Kenya, a controversial country infested by political violence, tribalism, police brutality, alleged crimes against humanity, racism and hatred, is once again hit by another scandal.
Xenophobia in this Eastern African nation has reached alarming levels, as Kenyan cops are accused by Human Rights Watch (HRW) of raping, torturing and arbitrarily detaining thousands of Somali and Ethiopian refugees and asylum seekers.
A newly-released 68-page report released this week by HRW documented how Kenyan cops used a government order to relocate urban refugees to refugee camps as an excuse to rape, beat, extort money from, and arbitrarily detain at least 1 000 people in the capital Nairobi.
“Refugees told us how hundreds of Kenyan police unleashed 10 weeks of hell on communities close to the heart of Nairobi, torturing, abusing, and stealing from some of the country’s poorest and most vulnerable people,” Gerry Simpson, HRW senior refugee researcher, said in a statement posted on the New York-based organisation’s website.
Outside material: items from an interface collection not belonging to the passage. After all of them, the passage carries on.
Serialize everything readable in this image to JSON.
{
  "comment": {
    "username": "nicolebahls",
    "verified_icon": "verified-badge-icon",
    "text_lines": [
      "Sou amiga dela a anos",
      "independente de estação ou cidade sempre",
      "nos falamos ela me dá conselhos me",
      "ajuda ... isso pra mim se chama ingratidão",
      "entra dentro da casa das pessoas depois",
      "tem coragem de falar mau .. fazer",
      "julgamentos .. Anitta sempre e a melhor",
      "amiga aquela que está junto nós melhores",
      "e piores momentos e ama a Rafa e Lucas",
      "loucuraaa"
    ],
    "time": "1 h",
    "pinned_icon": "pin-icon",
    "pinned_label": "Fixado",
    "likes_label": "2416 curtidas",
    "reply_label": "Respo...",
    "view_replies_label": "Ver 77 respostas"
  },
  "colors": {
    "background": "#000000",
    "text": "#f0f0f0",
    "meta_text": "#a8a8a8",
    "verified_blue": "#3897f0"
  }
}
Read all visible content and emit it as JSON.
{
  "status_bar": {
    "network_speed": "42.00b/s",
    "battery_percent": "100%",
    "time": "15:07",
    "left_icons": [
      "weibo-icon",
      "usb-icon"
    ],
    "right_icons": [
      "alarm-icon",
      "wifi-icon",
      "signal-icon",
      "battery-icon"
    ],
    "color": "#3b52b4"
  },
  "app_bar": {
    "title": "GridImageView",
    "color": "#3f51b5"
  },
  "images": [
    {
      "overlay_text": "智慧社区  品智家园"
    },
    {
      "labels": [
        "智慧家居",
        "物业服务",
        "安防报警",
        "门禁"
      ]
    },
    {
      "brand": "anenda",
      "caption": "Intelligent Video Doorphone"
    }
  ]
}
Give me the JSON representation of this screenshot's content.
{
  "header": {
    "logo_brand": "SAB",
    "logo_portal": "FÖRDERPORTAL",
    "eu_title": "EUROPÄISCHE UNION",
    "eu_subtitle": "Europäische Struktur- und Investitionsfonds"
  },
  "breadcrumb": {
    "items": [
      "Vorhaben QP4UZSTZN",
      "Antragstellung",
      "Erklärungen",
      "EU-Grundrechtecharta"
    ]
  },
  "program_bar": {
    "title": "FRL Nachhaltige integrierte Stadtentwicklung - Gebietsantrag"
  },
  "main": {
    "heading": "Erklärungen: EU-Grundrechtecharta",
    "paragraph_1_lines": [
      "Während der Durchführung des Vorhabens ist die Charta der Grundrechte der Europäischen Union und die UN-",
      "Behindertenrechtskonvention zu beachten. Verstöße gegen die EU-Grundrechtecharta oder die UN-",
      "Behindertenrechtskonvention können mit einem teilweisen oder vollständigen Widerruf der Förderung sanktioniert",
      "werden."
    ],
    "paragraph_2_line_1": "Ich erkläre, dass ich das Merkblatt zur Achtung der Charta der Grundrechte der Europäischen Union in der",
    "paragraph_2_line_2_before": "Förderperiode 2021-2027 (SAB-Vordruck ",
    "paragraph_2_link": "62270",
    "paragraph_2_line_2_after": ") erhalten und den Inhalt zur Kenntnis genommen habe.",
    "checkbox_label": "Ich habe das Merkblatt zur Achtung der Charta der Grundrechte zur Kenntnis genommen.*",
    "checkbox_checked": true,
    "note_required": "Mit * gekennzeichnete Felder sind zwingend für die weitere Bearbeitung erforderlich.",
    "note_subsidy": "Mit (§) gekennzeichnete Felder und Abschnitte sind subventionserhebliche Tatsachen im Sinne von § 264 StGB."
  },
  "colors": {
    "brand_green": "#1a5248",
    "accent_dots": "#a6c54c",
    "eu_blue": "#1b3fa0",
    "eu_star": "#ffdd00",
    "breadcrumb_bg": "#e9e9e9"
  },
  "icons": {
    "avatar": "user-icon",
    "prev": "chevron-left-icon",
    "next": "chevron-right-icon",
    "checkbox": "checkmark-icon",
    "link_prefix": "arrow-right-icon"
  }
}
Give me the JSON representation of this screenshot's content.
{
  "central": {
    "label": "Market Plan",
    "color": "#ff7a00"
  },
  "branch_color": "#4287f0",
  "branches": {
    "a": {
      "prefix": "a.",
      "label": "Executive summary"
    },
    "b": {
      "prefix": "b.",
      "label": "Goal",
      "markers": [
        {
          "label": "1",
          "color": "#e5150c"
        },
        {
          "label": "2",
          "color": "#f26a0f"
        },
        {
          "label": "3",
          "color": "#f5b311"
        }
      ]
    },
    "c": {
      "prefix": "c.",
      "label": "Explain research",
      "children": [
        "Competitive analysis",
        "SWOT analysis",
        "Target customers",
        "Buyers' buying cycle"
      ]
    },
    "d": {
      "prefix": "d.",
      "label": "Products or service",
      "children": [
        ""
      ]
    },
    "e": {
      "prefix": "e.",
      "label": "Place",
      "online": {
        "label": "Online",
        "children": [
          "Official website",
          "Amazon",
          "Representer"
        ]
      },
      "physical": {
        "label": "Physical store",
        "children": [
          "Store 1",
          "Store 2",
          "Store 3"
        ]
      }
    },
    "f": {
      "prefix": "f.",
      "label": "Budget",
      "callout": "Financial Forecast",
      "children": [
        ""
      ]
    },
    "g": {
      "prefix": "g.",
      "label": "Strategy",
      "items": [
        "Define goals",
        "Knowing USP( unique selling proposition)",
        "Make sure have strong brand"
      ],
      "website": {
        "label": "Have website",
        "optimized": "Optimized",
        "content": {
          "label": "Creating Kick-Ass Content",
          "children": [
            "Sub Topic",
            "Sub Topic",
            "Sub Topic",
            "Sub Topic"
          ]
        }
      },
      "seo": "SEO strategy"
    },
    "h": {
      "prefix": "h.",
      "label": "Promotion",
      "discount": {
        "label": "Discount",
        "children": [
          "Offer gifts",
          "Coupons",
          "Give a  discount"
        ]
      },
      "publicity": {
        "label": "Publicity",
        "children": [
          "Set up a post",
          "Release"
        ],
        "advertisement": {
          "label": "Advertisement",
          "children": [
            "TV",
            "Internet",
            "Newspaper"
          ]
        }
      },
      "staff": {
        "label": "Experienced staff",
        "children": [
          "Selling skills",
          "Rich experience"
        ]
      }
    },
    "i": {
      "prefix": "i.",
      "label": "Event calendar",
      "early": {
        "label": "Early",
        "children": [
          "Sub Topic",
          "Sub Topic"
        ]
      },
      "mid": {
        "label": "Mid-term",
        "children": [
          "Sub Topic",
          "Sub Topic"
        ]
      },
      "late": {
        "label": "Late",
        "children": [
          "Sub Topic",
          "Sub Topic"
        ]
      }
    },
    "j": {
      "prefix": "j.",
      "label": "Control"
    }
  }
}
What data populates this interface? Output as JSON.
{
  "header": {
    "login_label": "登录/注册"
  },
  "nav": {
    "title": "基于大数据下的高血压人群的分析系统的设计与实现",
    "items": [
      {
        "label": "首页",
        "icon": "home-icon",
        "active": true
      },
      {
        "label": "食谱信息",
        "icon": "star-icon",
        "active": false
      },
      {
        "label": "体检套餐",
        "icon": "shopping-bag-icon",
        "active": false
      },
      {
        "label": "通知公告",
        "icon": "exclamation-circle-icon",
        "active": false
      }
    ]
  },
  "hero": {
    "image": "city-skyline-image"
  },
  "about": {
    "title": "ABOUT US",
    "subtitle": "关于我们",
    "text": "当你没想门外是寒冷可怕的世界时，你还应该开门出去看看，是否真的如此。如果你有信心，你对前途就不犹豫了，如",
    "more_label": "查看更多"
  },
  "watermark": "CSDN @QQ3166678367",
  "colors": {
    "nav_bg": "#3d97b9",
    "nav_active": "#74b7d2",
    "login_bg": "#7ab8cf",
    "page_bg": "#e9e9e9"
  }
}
Simpson is the author of the report called “‘You are All Terrorists:’ Kenyan Police Abuse of Refugees in Nairobi”.
The HRW report corroborates some telephonic interviews conducted by Moon of the South in the capital Nairobi, in which Somali citizens living in Kenya spoke of despicable tendencies of xenophobia displayed by Kenyan cops and some ordinary citizens who accuse them of being ‘terrorists’.
Kenya cops, known the world over for their corrupt and cruel practices, also cops demanded money from those ‘terrorists’ to free them.
Somali and Ethiopian refugees and asylum seekers who lived for many years with their families in Eastleigh told HRW that the ‘massacre’ started on 19 November 2012 police, a day after unidentified people attacked a minibus, killing seven people and injuring 30.
Seven women told HRW investigators how police raped them in their homes on side streets and on wasteland, and in some cases with children close by.
One of the women who was raped said police also raped three other women in the same attack, according to the HRW report.
The report also said 40 refugees, including many women, described how police beat, kicked, and punched them and their children in their homes, in the street, and in police vehicles, causing serious injury and long-term pain.
“Randomly attacking men, women, and children in their homes and in the streets is hardly an effective way to protect Kenya’s national security,” Simpson said.
HRW urged the Kenya government to thoroughly investigate commanding officers responsible for police units whose officers committed torture, rape and other abuses against refugees.
It also said the government should drop unlawful plans to force refugees from cities into refugee camps.
Furthermore, HRW called on the UN refugee agency, UNHCR, to document and speak out publicly on police torture and abuse of refugees.
Photo courtesy of Kenya Photos blog.